Exercise aim: Below is a block of records; reproduce all of them exactly and leave out any pictures.

The input:
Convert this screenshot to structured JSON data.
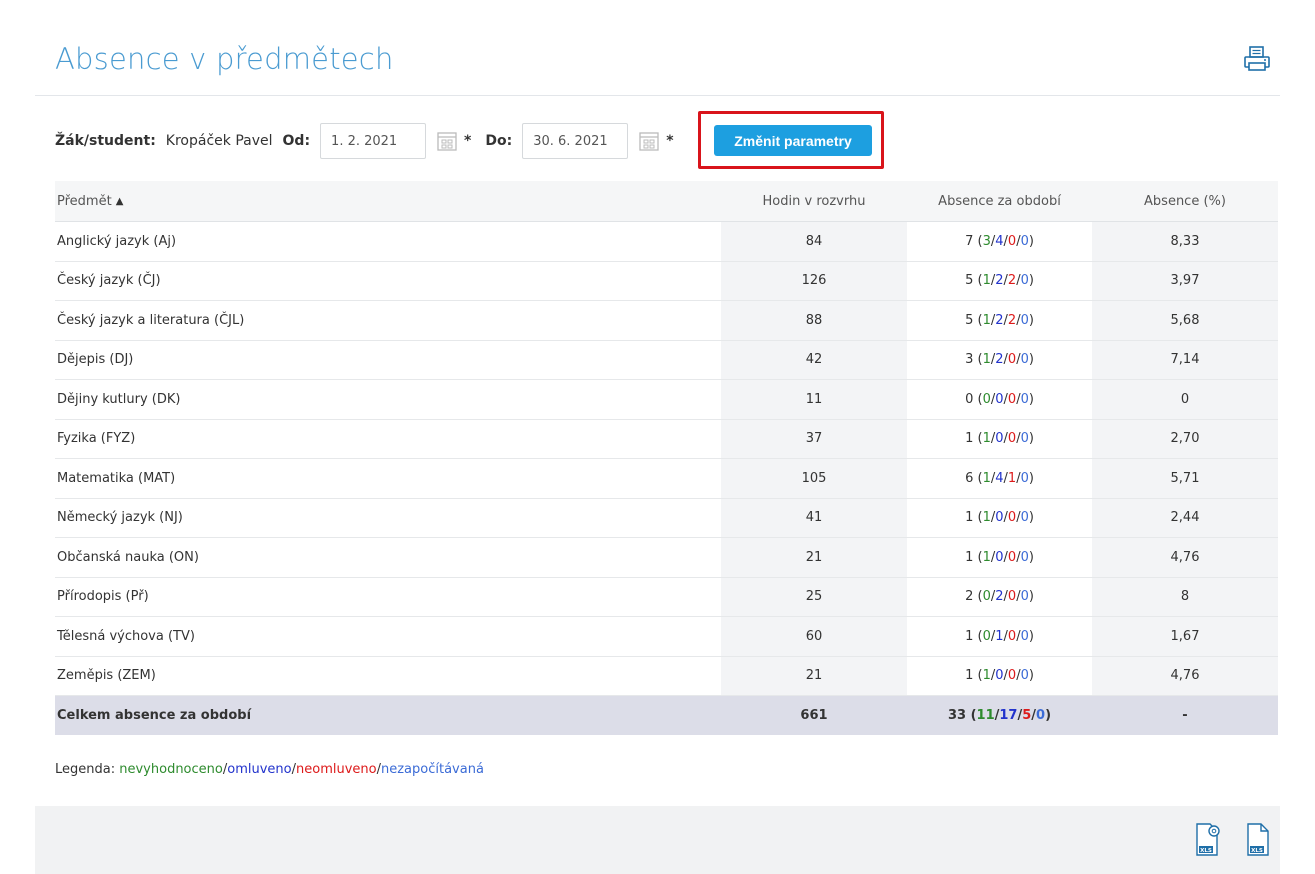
{
  "page_title": "Absence v předmětech",
  "icons": {
    "print": "printer-icon",
    "calendar": "calendar-icon",
    "xls_settings": "xls-settings-icon",
    "xls": "xls-icon"
  },
  "params": {
    "student_label": "Žák/student:",
    "student_name": "Kropáček Pavel",
    "from_label": "Od:",
    "from_value": "1. 2. 2021",
    "to_label": "Do:",
    "to_value": "30. 6. 2021",
    "required_mark": "*",
    "change_button": "Změnit parametry"
  },
  "table": {
    "headers": {
      "subject": "Předmět",
      "hours": "Hodin v rozvrhu",
      "absence": "Absence za období",
      "percent": "Absence (%)"
    },
    "rows": [
      {
        "subject": "Anglický jazyk (Aj)",
        "hours": "84",
        "total": "7",
        "g": "3",
        "b": "4",
        "r": "0",
        "p": "0",
        "percent": "8,33"
      },
      {
        "subject": "Český jazyk (ČJ)",
        "hours": "126",
        "total": "5",
        "g": "1",
        "b": "2",
        "r": "2",
        "p": "0",
        "percent": "3,97"
      },
      {
        "subject": "Český jazyk a literatura (ČJL)",
        "hours": "88",
        "total": "5",
        "g": "1",
        "b": "2",
        "r": "2",
        "p": "0",
        "percent": "5,68"
      },
      {
        "subject": "Dějepis (DJ)",
        "hours": "42",
        "total": "3",
        "g": "1",
        "b": "2",
        "r": "0",
        "p": "0",
        "percent": "7,14"
      },
      {
        "subject": "Dějiny kutlury (DK)",
        "hours": "11",
        "total": "0",
        "g": "0",
        "b": "0",
        "r": "0",
        "p": "0",
        "percent": "0"
      },
      {
        "subject": "Fyzika (FYZ)",
        "hours": "37",
        "total": "1",
        "g": "1",
        "b": "0",
        "r": "0",
        "p": "0",
        "percent": "2,70"
      },
      {
        "subject": "Matematika (MAT)",
        "hours": "105",
        "total": "6",
        "g": "1",
        "b": "4",
        "r": "1",
        "p": "0",
        "percent": "5,71"
      },
      {
        "subject": "Německý jazyk (NJ)",
        "hours": "41",
        "total": "1",
        "g": "1",
        "b": "0",
        "r": "0",
        "p": "0",
        "percent": "2,44"
      },
      {
        "subject": "Občanská nauka (ON)",
        "hours": "21",
        "total": "1",
        "g": "1",
        "b": "0",
        "r": "0",
        "p": "0",
        "percent": "4,76"
      },
      {
        "subject": "Přírodopis (Př)",
        "hours": "25",
        "total": "2",
        "g": "0",
        "b": "2",
        "r": "0",
        "p": "0",
        "percent": "8"
      },
      {
        "subject": "Tělesná výchova (TV)",
        "hours": "60",
        "total": "1",
        "g": "0",
        "b": "1",
        "r": "0",
        "p": "0",
        "percent": "1,67"
      },
      {
        "subject": "Zeměpis (ZEM)",
        "hours": "21",
        "total": "1",
        "g": "1",
        "b": "0",
        "r": "0",
        "p": "0",
        "percent": "4,76"
      }
    ],
    "total_row": {
      "subject": "Celkem absence za období",
      "hours": "661",
      "total": "33",
      "g": "11",
      "b": "17",
      "r": "5",
      "p": "0",
      "percent": "-"
    }
  },
  "legend": {
    "label": "Legenda:",
    "unassessed": "nevyhodnoceno",
    "excused": "omluveno",
    "unexcused": "neomluveno",
    "not_counted": "nezapočítávaná"
  },
  "colors": {
    "accent": "#1d9fe0",
    "title": "#4a9bd1",
    "highlight_border": "#d9141b",
    "green": "#2e8b2e",
    "blue": "#2233cc",
    "red": "#dd1a1a",
    "light_blue": "#3b6bd6"
  }
}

Task result:
Convert this screenshot to structured JSON data.
{
  "page_title": "Absence v předmětech",
  "icons": {
    "print": "printer-icon",
    "calendar": "calendar-icon",
    "xls_settings": "xls-settings-icon",
    "xls": "xls-icon"
  },
  "params": {
    "student_label": "Žák/student:",
    "student_name": "Kropáček Pavel",
    "from_label": "Od:",
    "from_value": "1. 2. 2021",
    "to_label": "Do:",
    "to_value": "30. 6. 2021",
    "required_mark": "*",
    "change_button": "Změnit parametry"
  },
  "table": {
    "headers": {
      "subject": "Předmět",
      "hours": "Hodin v rozvrhu",
      "absence": "Absence za období",
      "percent": "Absence (%)"
    },
    "rows": [
      {
        "subject": "Anglický jazyk (Aj)",
        "hours": "84",
        "total": "7",
        "g": "3",
        "b": "4",
        "r": "0",
        "p": "0",
        "percent": "8,33"
      },
      {
        "subject": "Český jazyk (ČJ)",
        "hours": "126",
        "total": "5",
        "g": "1",
        "b": "2",
        "r": "2",
        "p": "0",
        "percent": "3,97"
      },
      {
        "subject": "Český jazyk a literatura (ČJL)",
        "hours": "88",
        "total": "5",
        "g": "1",
        "b": "2",
        "r": "2",
        "p": "0",
        "percent": "5,68"
      },
      {
        "subject": "Dějepis (DJ)",
        "hours": "42",
        "total": "3",
        "g": "1",
        "b": "2",
        "r": "0",
        "p": "0",
        "percent": "7,14"
      },
      {
        "subject": "Dějiny kutlury (DK)",
        "hours": "11",
        "total": "0",
        "g": "0",
        "b": "0",
        "r": "0",
        "p": "0",
        "percent": "0"
      },
      {
        "subject": "Fyzika (FYZ)",
        "hours": "37",
        "total": "1",
        "g": "1",
        "b": "0",
        "r": "0",
        "p": "0",
        "percent": "2,70"
      },
      {
        "subject": "Matematika (MAT)",
        "hours": "105",
        "total": "6",
        "g": "1",
        "b": "4",
        "r": "1",
        "p": "0",
        "percent": "5,71"
      },
      {
        "subject": "Německý jazyk (NJ)",
        "hours": "41",
        "total": "1",
        "g": "1",
        "b": "0",
        "r": "0",
        "p": "0",
        "percent": "2,44"
      },
      {
        "subject": "Občanská nauka (ON)",
        "hours": "21",
        "total": "1",
        "g": "1",
        "b": "0",
        "r": "0",
        "p": "0",
        "percent": "4,76"
      },
      {
        "subject": "Přírodopis (Př)",
        "hours": "25",
        "total": "2",
        "g": "0",
        "b": "2",
        "r": "0",
        "p": "0",
        "percent": "8"
      },
      {
        "subject": "Tělesná výchova (TV)",
        "hours": "60",
        "total": "1",
        "g": "0",
        "b": "1",
        "r": "0",
        "p": "0",
        "percent": "1,67"
      },
      {
        "subject": "Zeměpis (ZEM)",
        "hours": "21",
        "total": "1",
        "g": "1",
        "b": "0",
        "r": "0",
        "p": "0",
        "percent": "4,76"
      }
    ],
    "total_row": {
      "subject": "Celkem absence za období",
      "hours": "661",
      "total": "33",
      "g": "11",
      "b": "17",
      "r": "5",
      "p": "0",
      "percent": "-"
    }
  },
  "legend": {
    "label": "Legenda:",
    "unassessed": "nevyhodnoceno",
    "excused": "omluveno",
    "unexcused": "neomluveno",
    "not_counted": "nezapočítávaná"
  },
  "colors": {
    "accent": "#1d9fe0",
    "title": "#4a9bd1",
    "highlight_border": "#d9141b",
    "green": "#2e8b2e",
    "blue": "#2233cc",
    "red": "#dd1a1a",
    "light_blue": "#3b6bd6"
  }
}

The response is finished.